It might seem crass, but you can often tell how times have changed for certain musical acts by the lines in the bathroom.
Circa 1998, the men’s room at an Underworld gig was typically full of sweaty people chewing uncontrollably and saying things like “’Avin’ it large.” Tonight, for Underworld frontman Karl Hyde’s solo debut in Melbourne, it’s all smartly dressed 30 to 40-somethings checking in with the babysitter via SMS.
If any word is to characterise tonight’s gig – a sideshow to Hyde’s appearance at Sydney’s Vivid Live – it’s “incongruous.” The Underworld of ‘96’s “Born Slippy .NUXX” has no place in the Recital Centre’s tasteful timber architecture, much as the songs of Karl Hyde’s recent solo album, Edgeland, have little in common with the music that made him popular.
With the seeds for Edgeland sewn in his appearance alongside Brian Eno and guitarist and collaborator Leo Abrahams as part of Vivid ’09, the album represents a dramatic departure for Hyde. Very much the work of a mature songwriter, it’s a chilled, understated record, Hyde’s trademark wordplay making up for a lack of high impact rhythms.
As a smiling Hyde takes centre stage tonight, flanked by programmer Pete Childers, bassist Gaz Williams, and keyboardist/backing vocalist Angie Parks, the most noticeable thing is his yellow Telecaster. The fact that he’s wielding a guitar – and playing it – during “The Night Slips Us Smiling Underneath Its Dress” makes it clear from the outset that this is a different Karl Hyde.
The following number, and recent album highlight “Your Perfume Was The Best Thing” (a song about Hyde’s near miss with an oncoming car) is positively wistful; electronic folk a million miles from the dark throb of something like “Moaner”. He follows that with the gentle guitar atmospherics of “Cut Clouds”, and by now it’s obvious how much working with Eno rubbed off on him.
The Recital Centre’s discomfort with rock/pop-formatted gigs rears its head when Hyde’s smoke machines set off the fire alarm during “Angel Café”, but it does give rise to the singer’s best quip of the night: “That was the John Cage version. ‘Accompanied By A Building.’”
Hyde and band work their way methodically through the album, via single “The Boy With The Jigsaw Puzzle Fingers”, (the first song inspired by the collaboration in Sydney, as Hyde recounts), across the quietly evocative “Slummin’ It For The Weekend”, on which Parks provides excellent backing vocals, and the dramatic slow-build of “Shadow Boy” – a song about Hyde’s birthplace in the Midlands.
After another blast of extremely competent riffing on “Out Of The Darkness”, Hyde explains that it’s time for some songs from his “other band”, and as polite and appreciative as the audience has been so far, it’s now that they begin to get excited.

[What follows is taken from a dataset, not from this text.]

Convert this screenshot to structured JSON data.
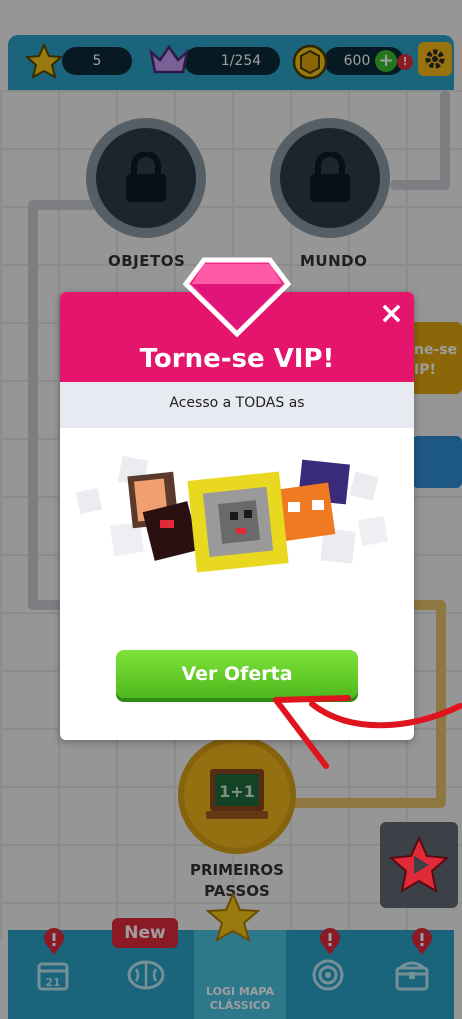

A shuffling, somewhat muted version of Beaucoup Fish’s “Jumbo” is followed by a much more energised “Bird 1” and overly dramatic “Between Stars” from 2010’s Barking. Hyde, having dropped his guitar for these more electronic numbers, is striking poses and gesturing madly, perhaps thinking an auditorium like this calls for a more theatrical approach.
Admitting to the audience that he returned to 1994’s career-defining Dubnobasswithmyheadman when seeking inspiration for Edgeland, Hyde then performs a perfect set-closing rendition of the paranoid “Dirty Epic”, which causes at least one person a few seats away to audibly gasp “This is the song that got me into them!”

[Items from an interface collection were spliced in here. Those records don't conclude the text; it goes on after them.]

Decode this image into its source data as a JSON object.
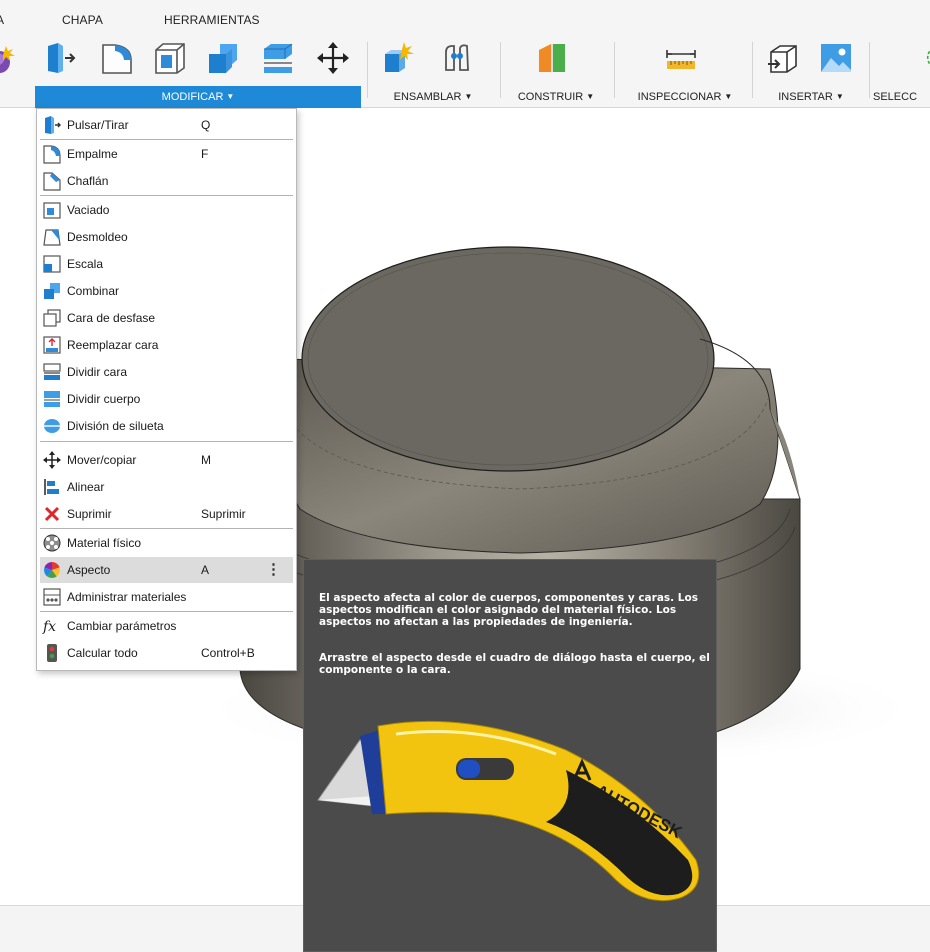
{
  "tabs": {
    "partial_left": "A",
    "chapa": "CHAPA",
    "herramientas": "HERRAMIENTAS"
  },
  "groups": {
    "modificar": "MODIFICAR",
    "ensamblar": "ENSAMBLAR",
    "construir": "CONSTRUIR",
    "inspeccionar": "INSPECCIONAR",
    "insertar": "INSERTAR",
    "seleccionar_partial": "SELECC"
  },
  "toolbar_icons": [
    "create-form-icon",
    "press-pull-icon",
    "fillet-icon",
    "shell-icon",
    "combine-icon",
    "split-body-icon",
    "move-icon",
    "new-component-icon",
    "joint-icon",
    "construction-plane-icon",
    "measure-icon",
    "insert-mesh-icon",
    "insert-image-icon",
    "select-icon"
  ],
  "menu": {
    "items": [
      {
        "label": "Pulsar/Tirar",
        "key": "Q",
        "icon": "press-pull-icon"
      },
      {
        "label": "Empalme",
        "key": "F",
        "icon": "fillet-icon"
      },
      {
        "label": "Chaflán",
        "key": "",
        "icon": "chamfer-icon"
      },
      {
        "label": "Vaciado",
        "key": "",
        "icon": "shell-icon"
      },
      {
        "label": "Desmoldeo",
        "key": "",
        "icon": "draft-icon"
      },
      {
        "label": "Escala",
        "key": "",
        "icon": "scale-icon"
      },
      {
        "label": "Combinar",
        "key": "",
        "icon": "combine-icon"
      },
      {
        "label": "Cara de desfase",
        "key": "",
        "icon": "offset-face-icon"
      },
      {
        "label": "Reemplazar cara",
        "key": "",
        "icon": "replace-face-icon"
      },
      {
        "label": "Dividir cara",
        "key": "",
        "icon": "split-face-icon"
      },
      {
        "label": "Dividir cuerpo",
        "key": "",
        "icon": "split-body-icon"
      },
      {
        "label": "División de silueta",
        "key": "",
        "icon": "silhouette-split-icon"
      },
      {
        "label": "Mover/copiar",
        "key": "M",
        "icon": "move-icon"
      },
      {
        "label": "Alinear",
        "key": "",
        "icon": "align-icon"
      },
      {
        "label": "Suprimir",
        "key": "Suprimir",
        "icon": "delete-icon"
      },
      {
        "label": "Material físico",
        "key": "",
        "icon": "physical-material-icon"
      },
      {
        "label": "Aspecto",
        "key": "A",
        "icon": "appearance-icon",
        "highlighted": true
      },
      {
        "label": "Administrar materiales",
        "key": "",
        "icon": "manage-materials-icon"
      },
      {
        "label": "Cambiar parámetros",
        "key": "",
        "icon": "parameters-icon"
      },
      {
        "label": "Calcular todo",
        "key": "Control+B",
        "icon": "compute-all-icon"
      }
    ],
    "more_glyph": "⋮"
  },
  "tooltip": {
    "text1": "El aspecto afecta al color de cuerpos, componentes y caras. Los aspectos modifican el color asignado del material físico. Los aspectos no afectan a las propiedades de ingeniería.",
    "text2": "Arrastre el aspecto desde el cuadro de diálogo hasta el cuerpo, el componente o la cara.",
    "image_brand": "AUTODESK"
  },
  "colors": {
    "accent": "#1e89d6",
    "tooltip_bg": "#4b4b4b",
    "knife_yellow": "#f2c40f",
    "delete_red": "#e0262a"
  }
}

There’s a little more history to be unearthed after the break, Hyde returning to give a shout-out to a present John Warricker, co-founder of Tomato, the art collective responsible for all of Underworld’s design. For Warricker he plays 1983’s “Doot Doot”, a gentle new wave track from the band they shared, known interchangeably as “Squiggle” and Freur.
To finish we again get something closer to the Underworld the fans love – rare cut “8 Ball”, which first appeared on the soundtrack to Danny Boyle’s The Beach. Its uplifting brightness, pulsing electronics and final line of “That’s what makes me feel happy!”, gets a warm, standing ovation from the floor. (How many of them remember the preceding line is “That white stuff”, is hard to tell.)
Coming after Hyde’s contribution to the Boyle’s London Olympics ceremonies as music producer alongside Rick Smith, his 30-year collaborator in Underworld, this gear-shift into the music of Edgeland feels very much the work of someone taking a conscious break from what he’s best known for.
Maturation, exploration are worthy things, but what tonight’s gig demonstrates is that Hyde’s diversions work best in conjunction with at least some of the elements that make Underworld great. Oddball lyricism, impassioned delivery and uplifting melodic rushes might not seem like obvious bedmates with the new Hyde’s sober music, but the incongruity is what makes it work.